[Data excerpts]
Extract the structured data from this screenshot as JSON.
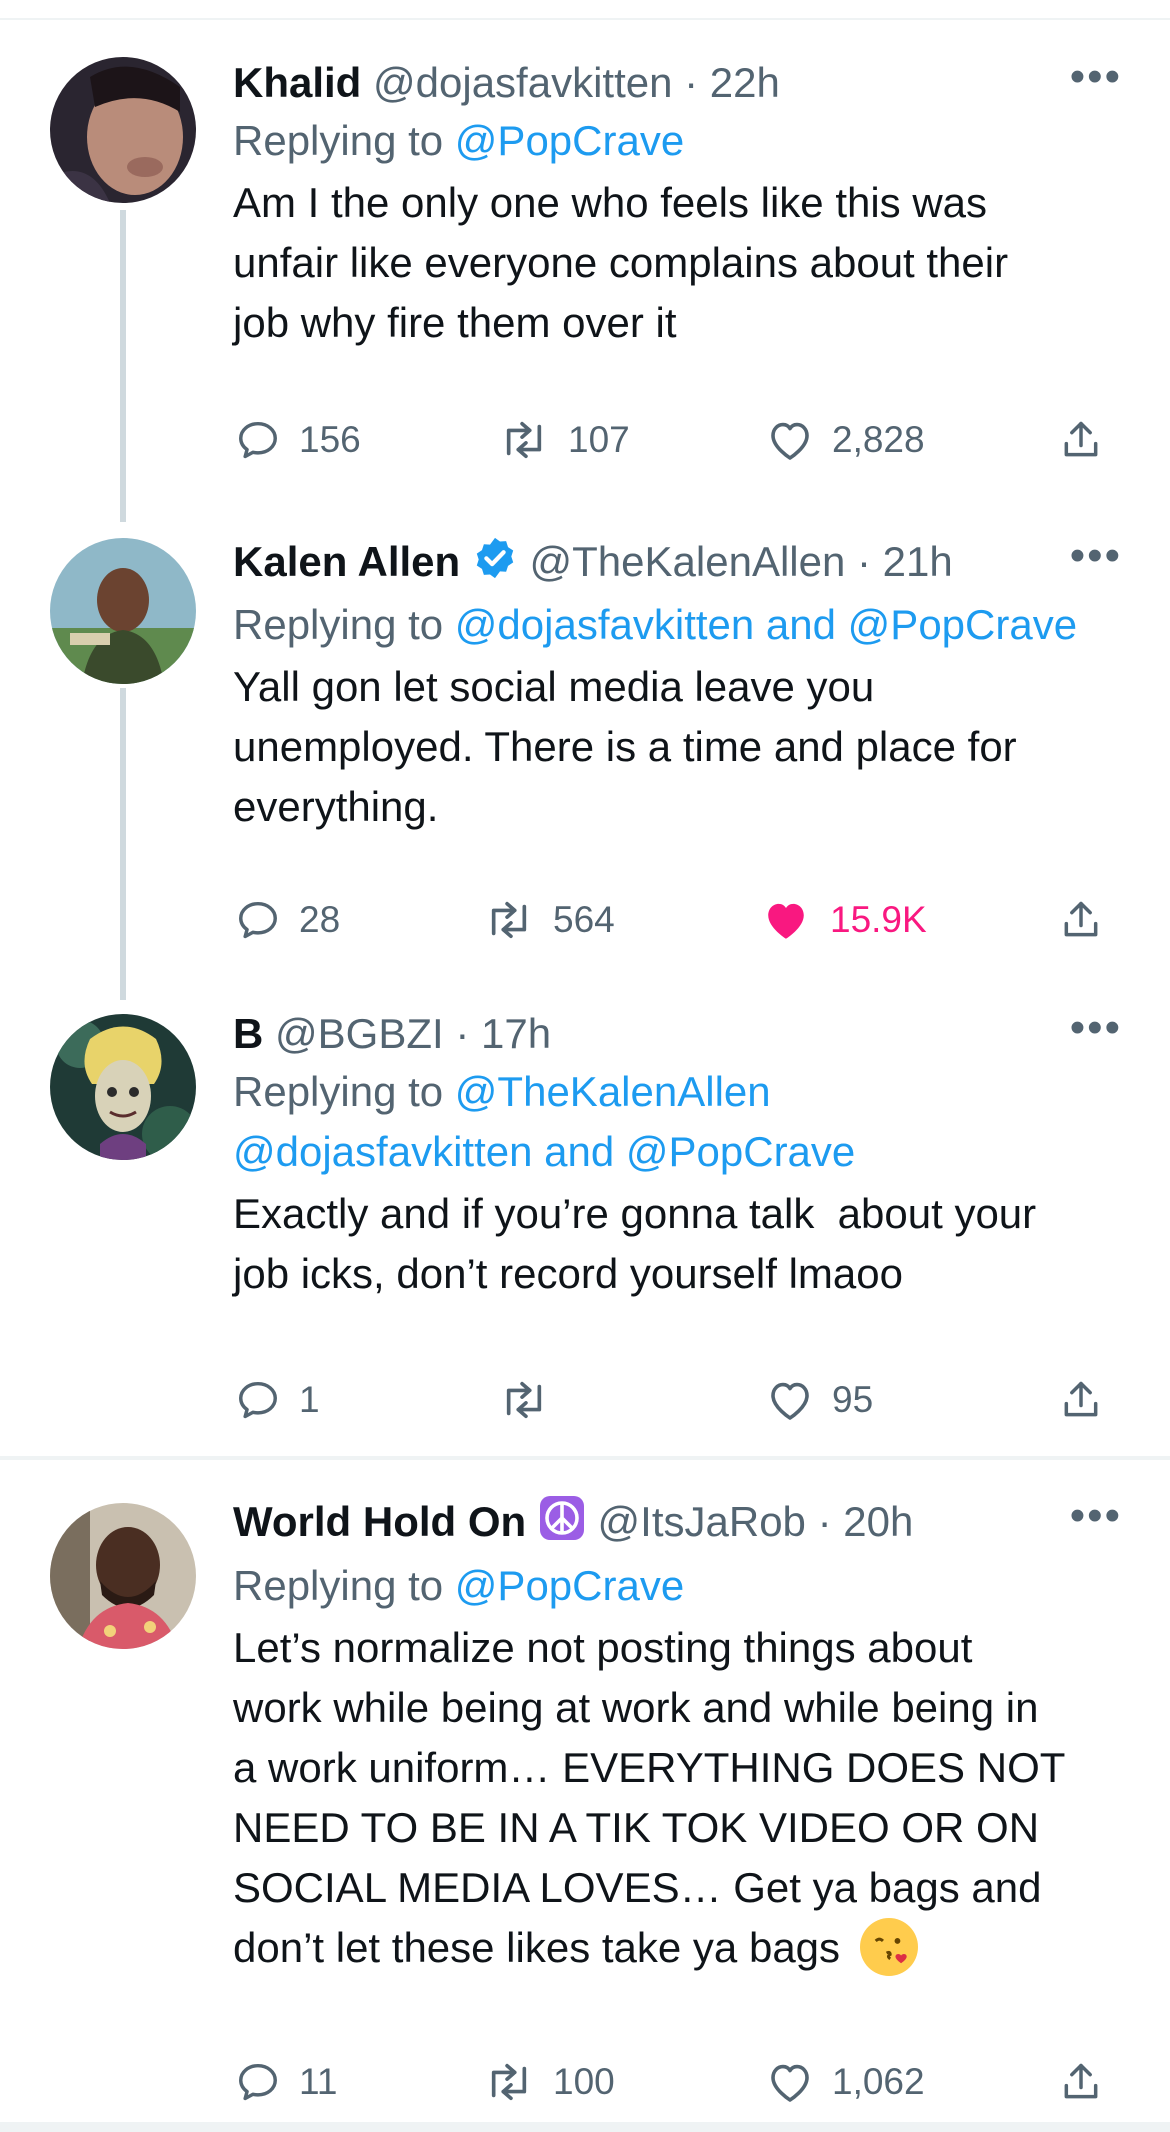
{
  "colors": {
    "accent": "#1d9bf0",
    "like": "#f91880",
    "muted": "#536471",
    "text": "#0f1419",
    "divider": "#eff3f4",
    "peace_purple": "#9b5de5"
  },
  "tweets": [
    {
      "name": "Khalid",
      "handle": "@dojasfavkitten",
      "time": "· 22h",
      "reply_prefix": "Replying to",
      "reply_line1": "@PopCrave",
      "reply_line2": "",
      "body_lines": [
        "Am I the only one who feels like this was",
        "unfair like everyone complains about their",
        "job why fire them over it"
      ],
      "replies": "156",
      "retweets": "107",
      "likes": "2,828",
      "liked": false
    },
    {
      "name": "Kalen Allen",
      "verified_icon": "verified-badge-icon",
      "handle": "@TheKalenAllen",
      "time": "· 21h",
      "reply_prefix": "Replying to",
      "reply_line1": "@dojasfavkitten and @PopCrave",
      "reply_line2": "",
      "body_lines": [
        "Yall gon let social media leave you",
        "unemployed. There is a time and place for",
        "everything."
      ],
      "replies": "28",
      "retweets": "564",
      "likes": "15.9K",
      "liked": true
    },
    {
      "name": "B",
      "handle": "@BGBZI",
      "time": "· 17h",
      "reply_prefix": "Replying to",
      "reply_line1": "@TheKalenAllen",
      "reply_line2": "@dojasfavkitten and @PopCrave",
      "body_lines": [
        "Exactly and if you’re gonna talk  about your",
        "job icks, don’t record yourself lmaoo"
      ],
      "replies": "1",
      "retweets": "",
      "likes": "95",
      "liked": false
    },
    {
      "name": "World Hold On",
      "name_icon": "peace-symbol-icon",
      "handle": "@ItsJaRob",
      "time": "· 20h",
      "reply_prefix": "Replying to",
      "reply_line1": "@PopCrave",
      "reply_line2": "",
      "body_lines": [
        "Let’s normalize not posting things about",
        "work while being at work and while being in",
        "a work uniform… EVERYTHING DOES NOT",
        "NEED TO BE IN A TIK TOK VIDEO OR ON",
        "SOCIAL MEDIA LOVES… Get ya bags and",
        "don’t let these likes take ya bags"
      ],
      "body_emoji": "face-blowing-kiss-emoji",
      "replies": "11",
      "retweets": "100",
      "likes": "1,062",
      "liked": false
    }
  ]
}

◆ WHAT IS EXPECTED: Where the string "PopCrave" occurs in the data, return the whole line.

◆ RESPONSE TO THE EXERCISE:
      "reply_line1": "@PopCrave",
      "reply_line1": "@dojasfavkitten and @PopCrave",
      "reply_line2": "@dojasfavkitten and @PopCrave",
      "reply_line1": "@PopCrave",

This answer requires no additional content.